Memory and Reminiscence
Because “How to Tell a True War Story” is written by a Vietnam War veteran, and because Tim O’Brien has chosen to create a narrator with the same name as his own, mosl readers want to believe that the stories O’Brien tells are true and actually happened to him. There are several reasons for this. In the first place, O’Brien’s so-called memoir, If I Die In a Combat Zone, contains many stories thai find Iheir way into his later novels and short fiction. Thus, it is difficult for the reader to sort through what is memory and what is fiction.
There are those, however, who would suggest thai this is one of O’Brien’s points in writing his stories. Although most readers would believe thai their own memories are ‘ ‘true,” this particular story sets out to demonstrate the way that memories are at once true and made up.

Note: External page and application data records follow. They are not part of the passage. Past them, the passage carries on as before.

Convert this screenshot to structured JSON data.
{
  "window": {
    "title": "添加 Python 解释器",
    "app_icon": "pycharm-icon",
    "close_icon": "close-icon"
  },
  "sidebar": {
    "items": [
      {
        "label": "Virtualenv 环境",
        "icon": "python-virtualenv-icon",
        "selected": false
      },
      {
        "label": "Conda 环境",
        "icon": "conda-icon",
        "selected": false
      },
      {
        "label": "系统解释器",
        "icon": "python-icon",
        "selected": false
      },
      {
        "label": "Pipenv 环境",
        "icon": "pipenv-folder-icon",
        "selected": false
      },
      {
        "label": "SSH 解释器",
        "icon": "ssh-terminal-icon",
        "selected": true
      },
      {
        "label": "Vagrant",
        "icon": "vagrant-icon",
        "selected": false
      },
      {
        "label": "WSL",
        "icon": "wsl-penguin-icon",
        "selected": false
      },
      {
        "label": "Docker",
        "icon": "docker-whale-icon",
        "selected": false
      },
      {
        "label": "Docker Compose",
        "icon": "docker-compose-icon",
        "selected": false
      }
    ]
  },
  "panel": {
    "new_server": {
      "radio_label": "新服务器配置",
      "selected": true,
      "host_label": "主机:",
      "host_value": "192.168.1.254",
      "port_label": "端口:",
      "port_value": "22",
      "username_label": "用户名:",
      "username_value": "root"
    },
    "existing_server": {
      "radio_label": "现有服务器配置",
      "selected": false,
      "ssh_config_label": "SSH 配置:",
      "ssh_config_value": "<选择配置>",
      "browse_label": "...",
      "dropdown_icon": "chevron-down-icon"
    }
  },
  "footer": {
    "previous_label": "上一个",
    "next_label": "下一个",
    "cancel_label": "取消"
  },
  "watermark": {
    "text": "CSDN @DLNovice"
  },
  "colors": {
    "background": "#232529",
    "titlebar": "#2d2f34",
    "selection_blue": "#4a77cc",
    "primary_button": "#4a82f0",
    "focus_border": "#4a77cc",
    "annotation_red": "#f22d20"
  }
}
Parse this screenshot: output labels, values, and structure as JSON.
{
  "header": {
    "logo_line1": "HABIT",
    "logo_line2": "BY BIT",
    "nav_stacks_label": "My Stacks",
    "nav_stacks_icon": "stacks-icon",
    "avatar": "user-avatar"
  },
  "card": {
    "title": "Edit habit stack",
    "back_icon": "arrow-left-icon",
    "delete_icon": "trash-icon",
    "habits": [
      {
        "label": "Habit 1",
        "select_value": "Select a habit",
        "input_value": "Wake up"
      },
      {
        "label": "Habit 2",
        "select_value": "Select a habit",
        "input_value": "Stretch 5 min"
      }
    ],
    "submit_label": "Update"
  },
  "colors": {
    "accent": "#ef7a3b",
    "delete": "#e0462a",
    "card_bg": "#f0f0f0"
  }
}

Further, as O’Brien tells the reader in “How to Tell a True War Story,” “You’d feel cheated if it never happened.” This is certainly one response lo O’Brien’s story. Readers want the stories to be true in the sense that they grow out of O’Brien’s memory. O’Brien, however, will not let the reader take this easy way out. Instead, he questions the entire notion of memoir, reminiscence, and the ability of memory to convey the truth.
Truth and Falsehood
Certainly, the most insistent theme in this story is that of truth and falsehood. O’Brien, however, would be unlikely to sel up such a dichotomy. That is, according to “How to Tell a True War Story,” truth is not something that can find its opposition in untruth. Rather, according to O’Brien, because war is so ambiguous, truth takes on many guises. Even seemingly contradictory events can both be considered true.
O’Brien uses the event of Curt Lemon’s death to make this point. O’Brien knows, for example, that Curt is killed by a rigged 105mm round. However, as the scene replays in his mind, O’Brien sees the event very differently. It seems to him that Curt is killed by the sunlight, and that it is the sunlight that lifts him high into the tree where O’Brien will later have to retrieve Curt’s body parts. Thus O’Brien distinguishes between the truth that happens and the truth that seems to happen.
Moreover, O’Brien likes to play with words and to undermine the logical connection between words. In Western philosophy, it is considered impossible for a word to mean itself and its opposite at the same time. O’Brien demonstrates it may indeed be possible. For example, when he writes, ‘ ‘it is safe to say that in a true war story nothing is ever absolutely true,” he is creating a paradox. If nothing is ever absolutely true, then even that statement cannot be absolutely true. The paradox suggests that while it might be possible to approximate truth, it must be told, as Emily Dickinson once wrote, “aslant.”
Perhaps the most disconcerting moment in this tale occurs when O’Brien tells the story of the woman who approaches him after he tells this tale. Most readers assume that O’Brien the author is speaking, and that perhaps he is telling a story of what happened to him after a reading of his fiction. When the woman says she likes the story about the water buffalo, O’Brien is annoyed. Although he does not tell her, he tells the reader that the entire episode did not happen, that it was all made up, and that even the characters are not real. Readers may be shocked. How could O’Brien have fabricated all of this? Then the reader may realize that O’Brien is playing with the truth again, for if everything in the story is fabricated, then so is the woman who approached him. This play with truth and falsehood provides both delight and despair for the reader who will never be able to determine either truth or falsehood in O’Brien’s stories in the traditional sense. As Stephen Kaplan suggests in Understanding Tim O’Brien, “[O’Brien] completely destroys the fine line dividing fact from fiction and tries to show … that fiction (or the imagined world) can often be truer, especially in the case of Vietnam, than fact.”
Carol Ullmann (Editor) Short Stories for Students: Presenting Analysis, Context & Criticism on Commonly Studied Short Stories, Volume 15, Tim O’Brien, Published by Gale, 2002.